New York Yankees officials confirmed Monday that the team’s Class A-Advanced minor league affiliate will likely play in a new Ocala ballpark in 2016. Plans for a $45 million stadium-entertainment complex near Interstate 75 and State Road 200 were to be unveiled at an Ocala City Council workshop Tuesday in the city 97 miles north of Tampa.
The Yankees have been contemplating moving their minor league team for several years. The team draws about 1,000 to 1,500 fans per game, and might fare better in a community without all the major sports franchises that call the Tampa-St. Petersburg area home.
Ocala is county seat of Marion County, which has a population of about 335,000.
“We’re a big baseball community so this would be a big deal for us,” said Ocala Mayor Kent Guinn.
George M. Steinbrenner Field will still be used during the summer months once the minor league team leaves. Preliminary plans are to hold concerts at the stadium as well as amateur baseball tournaments and other sporting events.
“If they do leave, it just gives us flexibility,” said Howard Grosswirth, vice president of marketing for the New York Yankees. “We won’t have to go around (the Tampa Yankees’) schedule; we’ll just work around the summer, hopefully bringing back concerts.”
The Yankees last held concerts at the stadium, then called Legends Field, in 1996. Grosswirth said the team will be working with the Tampa Bay Sports Commission to bring sporting events to the ball park.
“It doesn’t have to be baseball,” Grosswirth said. “It could be any number of different sports.”
With 11,000 seats, the ballpark would feature acts that draw fewer than the tens of thousands of fans at larger venues such as the Forum and Raymond James Stadium. But older groups with loyal followings could be a good fit. In May 2005, rock and country legends Bob Dylan and Willie Nelson played at Bright House Networks Field in Clearwater, spring training home of the Philadelphia Phillies and home field for the minor league Clearwater Threshers.
The Tampa Yankees’ departure will have little impact on Hillsborough County revenues, said Bobby Silvest, spokesman for the Tampa Sports Authority, which manages Steinbrenner Field. The Yankees pay the authority about $100,000 a year to lease the county-owned stadium, plus a ticket surcharge that yielded about $135,000 in 2011, the latest figure available.
The surcharge is added to New York Yankee spring training tickets, but not to tickets for minor league games.

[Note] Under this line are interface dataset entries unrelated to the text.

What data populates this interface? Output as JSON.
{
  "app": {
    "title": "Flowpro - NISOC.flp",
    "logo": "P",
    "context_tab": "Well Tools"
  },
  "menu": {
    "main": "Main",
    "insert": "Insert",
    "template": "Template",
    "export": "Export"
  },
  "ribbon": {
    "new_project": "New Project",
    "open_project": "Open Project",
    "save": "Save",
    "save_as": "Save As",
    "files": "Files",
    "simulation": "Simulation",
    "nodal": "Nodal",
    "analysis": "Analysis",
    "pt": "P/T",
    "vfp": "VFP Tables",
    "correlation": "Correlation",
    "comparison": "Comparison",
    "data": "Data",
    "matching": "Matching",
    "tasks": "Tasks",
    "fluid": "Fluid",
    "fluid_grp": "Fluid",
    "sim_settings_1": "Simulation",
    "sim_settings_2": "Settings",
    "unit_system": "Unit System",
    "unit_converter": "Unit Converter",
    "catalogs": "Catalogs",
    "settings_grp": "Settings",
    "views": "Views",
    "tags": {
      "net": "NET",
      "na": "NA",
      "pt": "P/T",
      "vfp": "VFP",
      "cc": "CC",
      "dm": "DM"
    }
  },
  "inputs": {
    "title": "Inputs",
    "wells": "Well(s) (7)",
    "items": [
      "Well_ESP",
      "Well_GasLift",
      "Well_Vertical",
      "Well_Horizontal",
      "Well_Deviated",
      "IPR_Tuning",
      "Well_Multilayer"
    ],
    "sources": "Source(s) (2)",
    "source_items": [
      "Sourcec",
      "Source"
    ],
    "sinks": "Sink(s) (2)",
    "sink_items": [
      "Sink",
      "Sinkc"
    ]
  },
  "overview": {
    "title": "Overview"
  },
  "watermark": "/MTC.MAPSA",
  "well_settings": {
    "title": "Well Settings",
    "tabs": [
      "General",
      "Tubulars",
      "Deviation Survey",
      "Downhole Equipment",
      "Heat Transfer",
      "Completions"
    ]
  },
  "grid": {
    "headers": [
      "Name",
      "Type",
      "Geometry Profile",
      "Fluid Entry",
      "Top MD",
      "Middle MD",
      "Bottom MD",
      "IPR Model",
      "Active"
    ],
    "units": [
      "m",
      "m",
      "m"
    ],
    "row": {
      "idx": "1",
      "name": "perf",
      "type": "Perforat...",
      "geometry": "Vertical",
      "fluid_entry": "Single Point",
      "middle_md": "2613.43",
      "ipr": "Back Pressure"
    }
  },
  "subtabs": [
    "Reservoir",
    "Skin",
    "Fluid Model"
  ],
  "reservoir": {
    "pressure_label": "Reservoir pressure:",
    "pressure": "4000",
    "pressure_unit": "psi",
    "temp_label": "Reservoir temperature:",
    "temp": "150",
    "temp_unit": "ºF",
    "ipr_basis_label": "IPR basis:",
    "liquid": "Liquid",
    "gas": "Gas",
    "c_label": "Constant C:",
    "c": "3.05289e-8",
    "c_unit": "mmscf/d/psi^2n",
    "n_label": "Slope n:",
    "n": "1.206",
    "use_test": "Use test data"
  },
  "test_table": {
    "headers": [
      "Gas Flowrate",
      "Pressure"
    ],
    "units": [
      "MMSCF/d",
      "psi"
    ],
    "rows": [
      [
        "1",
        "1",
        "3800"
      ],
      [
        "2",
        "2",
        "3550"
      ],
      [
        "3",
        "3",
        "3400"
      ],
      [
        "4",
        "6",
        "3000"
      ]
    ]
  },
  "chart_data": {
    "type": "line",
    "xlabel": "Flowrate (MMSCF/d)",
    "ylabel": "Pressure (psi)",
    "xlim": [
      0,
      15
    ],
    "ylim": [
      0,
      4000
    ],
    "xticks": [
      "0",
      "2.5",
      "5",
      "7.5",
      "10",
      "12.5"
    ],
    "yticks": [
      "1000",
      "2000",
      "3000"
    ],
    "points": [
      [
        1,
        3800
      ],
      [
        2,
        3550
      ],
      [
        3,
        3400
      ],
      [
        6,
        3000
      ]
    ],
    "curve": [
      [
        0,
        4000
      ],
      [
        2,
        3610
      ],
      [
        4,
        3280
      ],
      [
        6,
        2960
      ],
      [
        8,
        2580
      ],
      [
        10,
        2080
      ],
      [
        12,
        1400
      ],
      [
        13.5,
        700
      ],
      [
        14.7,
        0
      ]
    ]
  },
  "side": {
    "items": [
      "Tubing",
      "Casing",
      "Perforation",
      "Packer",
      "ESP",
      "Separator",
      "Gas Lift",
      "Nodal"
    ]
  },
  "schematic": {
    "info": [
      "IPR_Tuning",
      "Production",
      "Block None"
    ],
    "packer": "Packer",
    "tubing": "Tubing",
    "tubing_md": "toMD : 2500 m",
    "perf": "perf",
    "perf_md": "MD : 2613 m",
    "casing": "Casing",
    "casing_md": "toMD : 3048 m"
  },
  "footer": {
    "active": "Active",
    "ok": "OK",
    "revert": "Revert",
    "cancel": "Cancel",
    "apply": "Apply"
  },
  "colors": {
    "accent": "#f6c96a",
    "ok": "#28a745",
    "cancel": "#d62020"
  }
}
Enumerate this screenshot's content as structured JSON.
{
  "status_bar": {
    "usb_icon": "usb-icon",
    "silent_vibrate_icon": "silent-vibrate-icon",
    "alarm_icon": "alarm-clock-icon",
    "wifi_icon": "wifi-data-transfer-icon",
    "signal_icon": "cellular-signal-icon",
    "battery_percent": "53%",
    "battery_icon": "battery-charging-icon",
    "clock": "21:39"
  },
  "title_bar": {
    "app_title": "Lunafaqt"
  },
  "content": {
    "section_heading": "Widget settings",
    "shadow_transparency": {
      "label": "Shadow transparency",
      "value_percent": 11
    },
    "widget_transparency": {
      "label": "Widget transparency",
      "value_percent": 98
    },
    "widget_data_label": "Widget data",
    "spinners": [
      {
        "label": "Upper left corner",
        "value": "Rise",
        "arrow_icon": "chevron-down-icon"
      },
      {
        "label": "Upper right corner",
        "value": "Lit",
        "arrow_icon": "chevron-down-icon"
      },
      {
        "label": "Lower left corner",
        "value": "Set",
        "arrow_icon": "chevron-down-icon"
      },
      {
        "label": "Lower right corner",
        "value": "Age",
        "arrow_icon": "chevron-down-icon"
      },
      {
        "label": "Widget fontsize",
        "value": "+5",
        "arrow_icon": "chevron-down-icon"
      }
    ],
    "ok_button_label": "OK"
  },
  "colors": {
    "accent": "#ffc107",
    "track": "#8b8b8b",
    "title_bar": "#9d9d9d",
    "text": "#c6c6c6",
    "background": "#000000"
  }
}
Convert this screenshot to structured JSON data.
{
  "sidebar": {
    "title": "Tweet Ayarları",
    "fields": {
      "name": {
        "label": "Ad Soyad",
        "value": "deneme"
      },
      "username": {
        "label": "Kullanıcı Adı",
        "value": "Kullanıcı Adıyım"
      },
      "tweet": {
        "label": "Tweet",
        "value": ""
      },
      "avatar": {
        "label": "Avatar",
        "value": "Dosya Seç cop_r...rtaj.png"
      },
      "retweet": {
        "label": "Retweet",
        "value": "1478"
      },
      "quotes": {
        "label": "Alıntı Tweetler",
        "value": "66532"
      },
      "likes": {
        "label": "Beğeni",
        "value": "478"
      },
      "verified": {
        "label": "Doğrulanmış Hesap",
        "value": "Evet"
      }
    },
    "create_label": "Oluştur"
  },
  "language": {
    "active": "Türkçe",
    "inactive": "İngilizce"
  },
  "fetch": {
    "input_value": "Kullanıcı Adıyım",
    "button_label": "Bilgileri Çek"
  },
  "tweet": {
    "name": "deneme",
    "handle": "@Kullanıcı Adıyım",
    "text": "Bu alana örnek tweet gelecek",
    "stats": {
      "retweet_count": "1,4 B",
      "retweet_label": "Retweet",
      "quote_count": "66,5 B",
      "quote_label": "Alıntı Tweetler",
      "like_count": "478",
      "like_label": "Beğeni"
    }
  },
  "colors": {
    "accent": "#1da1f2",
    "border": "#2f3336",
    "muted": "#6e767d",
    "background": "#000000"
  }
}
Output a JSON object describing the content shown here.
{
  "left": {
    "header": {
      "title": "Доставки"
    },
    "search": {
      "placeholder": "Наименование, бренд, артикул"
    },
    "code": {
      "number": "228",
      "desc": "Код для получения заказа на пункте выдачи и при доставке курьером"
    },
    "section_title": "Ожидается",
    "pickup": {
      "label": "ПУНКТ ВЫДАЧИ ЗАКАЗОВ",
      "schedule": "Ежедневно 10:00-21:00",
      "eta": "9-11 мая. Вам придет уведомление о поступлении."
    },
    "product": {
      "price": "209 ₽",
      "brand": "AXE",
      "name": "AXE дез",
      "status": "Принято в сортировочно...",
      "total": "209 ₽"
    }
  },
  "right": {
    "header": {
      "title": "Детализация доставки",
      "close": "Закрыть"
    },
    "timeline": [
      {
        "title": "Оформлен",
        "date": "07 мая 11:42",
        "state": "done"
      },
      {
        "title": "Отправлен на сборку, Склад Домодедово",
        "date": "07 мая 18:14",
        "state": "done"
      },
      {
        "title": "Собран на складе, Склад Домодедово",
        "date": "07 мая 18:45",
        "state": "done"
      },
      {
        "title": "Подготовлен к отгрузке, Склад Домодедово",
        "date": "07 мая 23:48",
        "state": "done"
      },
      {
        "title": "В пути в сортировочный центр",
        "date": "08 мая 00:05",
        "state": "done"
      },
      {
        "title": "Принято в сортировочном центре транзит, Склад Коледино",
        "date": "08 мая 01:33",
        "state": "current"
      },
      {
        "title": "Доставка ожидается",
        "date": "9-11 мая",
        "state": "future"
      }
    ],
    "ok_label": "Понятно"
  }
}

The move to Ocala still hinges on the city and Marion County building a ballpark. Guinn said the stadium complex would likely be financed by a half-cent sales tax increase that would expire after five years. The county commission would have to put the tax increase before county voters, probably in March.
The county passed two similar tax referendums, Guinn said. In 2007, Marion County voters approved a tax increase to build a $37 million jail and judicial center that opened last February. And in the 1980s, a Penny for Parks sales tax increase passed. Both tax increases were passed with a sunset provision.
“I think if you let (voters) know we’re going to spend that specific amount, and we’re true to our word, I think the taxpayers will trust the county commissioners to do what they said they were going to do,” Guinn said.
The Tampa Yankees became a team in 1994. In the hierarchy of the Yankees farm system, they rank one level above the Class A Charleston, S.C., RiverDogs, and below the AA Thunder of Trenton, N.J., and the AAA RailRiders of Scranton/Wilkes-Barre, Pa.
Prior to the Tampa Yankees, the Tampa Tarpons played in the Florida State League from 1957 to 1987. The Tarpons were affiliated with the Cincinnati Reds from 1961 to 1987.